Page and application data records:
^^^^^^^^^^^^^^^^

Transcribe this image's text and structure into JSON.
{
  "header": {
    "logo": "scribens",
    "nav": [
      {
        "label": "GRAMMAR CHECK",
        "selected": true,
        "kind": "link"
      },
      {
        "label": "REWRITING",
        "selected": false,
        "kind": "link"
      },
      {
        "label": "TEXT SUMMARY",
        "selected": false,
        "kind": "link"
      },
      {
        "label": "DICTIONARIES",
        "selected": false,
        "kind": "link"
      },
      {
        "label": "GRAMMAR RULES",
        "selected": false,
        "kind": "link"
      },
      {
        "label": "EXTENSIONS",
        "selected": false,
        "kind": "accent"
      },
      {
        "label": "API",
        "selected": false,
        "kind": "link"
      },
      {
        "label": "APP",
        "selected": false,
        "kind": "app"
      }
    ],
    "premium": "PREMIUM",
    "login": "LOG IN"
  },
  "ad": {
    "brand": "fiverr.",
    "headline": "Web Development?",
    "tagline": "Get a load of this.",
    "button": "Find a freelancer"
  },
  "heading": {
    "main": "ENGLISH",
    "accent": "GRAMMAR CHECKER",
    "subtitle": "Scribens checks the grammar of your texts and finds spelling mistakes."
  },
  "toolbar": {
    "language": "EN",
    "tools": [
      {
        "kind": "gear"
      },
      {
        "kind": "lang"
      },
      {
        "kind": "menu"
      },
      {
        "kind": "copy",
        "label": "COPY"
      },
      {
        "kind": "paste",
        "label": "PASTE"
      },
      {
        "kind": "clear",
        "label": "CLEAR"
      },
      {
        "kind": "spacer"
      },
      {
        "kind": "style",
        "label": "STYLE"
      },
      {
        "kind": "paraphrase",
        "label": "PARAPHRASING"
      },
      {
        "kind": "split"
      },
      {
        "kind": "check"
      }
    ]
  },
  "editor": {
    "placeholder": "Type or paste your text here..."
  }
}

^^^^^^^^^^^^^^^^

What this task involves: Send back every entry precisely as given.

Result of this exercise:
Transcribe this image's text and structure into JSON.
{
  "header": {
    "logo": "scribens",
    "nav": [
      {
        "label": "GRAMMAR CHECK",
        "selected": true,
        "kind": "link"
      },
      {
        "label": "REWRITING",
        "selected": false,
        "kind": "link"
      },
      {
        "label": "TEXT SUMMARY",
        "selected": false,
        "kind": "link"
      },
      {
        "label": "DICTIONARIES",
        "selected": false,
        "kind": "link"
      },
      {
        "label": "GRAMMAR RULES",
        "selected": false,
        "kind": "link"
      },
      {
        "label": "EXTENSIONS",
        "selected": false,
        "kind": "accent"
      },
      {
        "label": "API",
        "selected": false,
        "kind": "link"
      },
      {
        "label": "APP",
        "selected": false,
        "kind": "app"
      }
    ],
    "premium": "PREMIUM",
    "login": "LOG IN"
  },
  "ad": {
    "brand": "fiverr.",
    "headline": "Web Development?",
    "tagline": "Get a load of this.",
    "button": "Find a freelancer"
  },
  "heading": {
    "main": "ENGLISH",
    "accent": "GRAMMAR CHECKER",
    "subtitle": "Scribens checks the grammar of your texts and finds spelling mistakes."
  },
  "toolbar": {
    "language": "EN",
    "tools": [
      {
        "kind": "gear"
      },
      {
        "kind": "lang"
      },
      {
        "kind": "menu"
      },
      {
        "kind": "copy",
        "label": "COPY"
      },
      {
        "kind": "paste",
        "label": "PASTE"
      },
      {
        "kind": "clear",
        "label": "CLEAR"
      },
      {
        "kind": "spacer"
      },
      {
        "kind": "style",
        "label": "STYLE"
      },
      {
        "kind": "paraphrase",
        "label": "PARAPHRASING"
      },
      {
        "kind": "split"
      },
      {
        "kind": "check"
      }
    ]
  },
  "editor": {
    "placeholder": "Type or paste your text here..."
  }
}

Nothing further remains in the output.